The mission of The BEST Program is to share learning and experience across generations, cultivate new leaders, and inspire achievements “beyond the possible” through committed involvement and operational excellence.
We do this by placing Black volunteers on the campuses of Historically Black Colleges and Universities (HBCUs) providing assistance to students with navigating the path from college-to-career.
While the primary focus of The BEST Program is to support the development and employed success of students, an ancillary benefit of the work includes the networking connections developed between professionals. Executives get to meet and know each other via student-based programming and are able to share best practices and access to information to drive successes and partnerships in their sponsoring companies. The relationships are further reinforced at annual conference events and activities.

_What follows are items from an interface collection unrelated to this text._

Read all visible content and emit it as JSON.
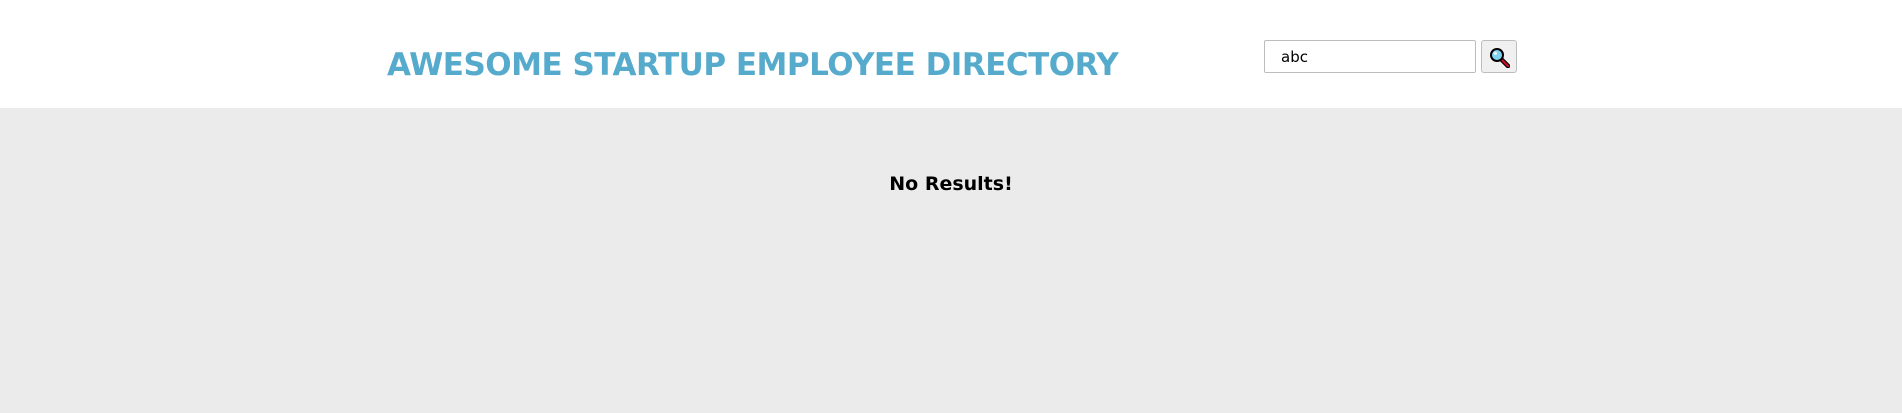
{
  "header": {
    "title": "AWESOME STARTUP EMPLOYEE DIRECTORY"
  },
  "search": {
    "value": "abc",
    "icon": "magnifying-glass-icon"
  },
  "results": {
    "message": "No Results!"
  },
  "colors": {
    "title": "#56abcc",
    "header_background": "#ffffff",
    "content_background": "#ebebeb",
    "message": "#000000"
  }
}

In an effort to provide an efficient and effective model for our next generation of leaders, the Black Executive & Student Training Program places black professional executives in front of HBCU students to share industry knowledge, insights, and experiences. This, in turn, also brings visibility to the talent pool of educated Black students in America.
Special event conversations are held with the goal of bringing community leaders and students together.
Black executive “coaches” regularly provide guest lectures to prepare students for life after college.
Students are supported by 1:1 mentoring and small groups to guide them through their career development.
While The BEST Program has the potential and capacity to expand to include all 105 HBCUs in the United States, the initial program rollout focuses on a mix of private and public institutions centrally located in the Southeastern United States, Washington, DC. and the United States Virgin Islands.
While HBCUs (Historically Black Colleges and Universities) were conceived and continue to play a vital role of ensuring access for people of color to the U.S. education systems, our communities of color continue to be devastated by systemic racism, economic disparities and unequal access to opportunities in the workplace. Today, the 105 HBCUs represent just 3% of the nation’s institutions of higher learning, however they graduate nearly 20% of African Americans who earn undergraduate degrees and more than 50 % of African American professionals and public school teachers.
Learn more about our upcoming events, fundraisers, and more!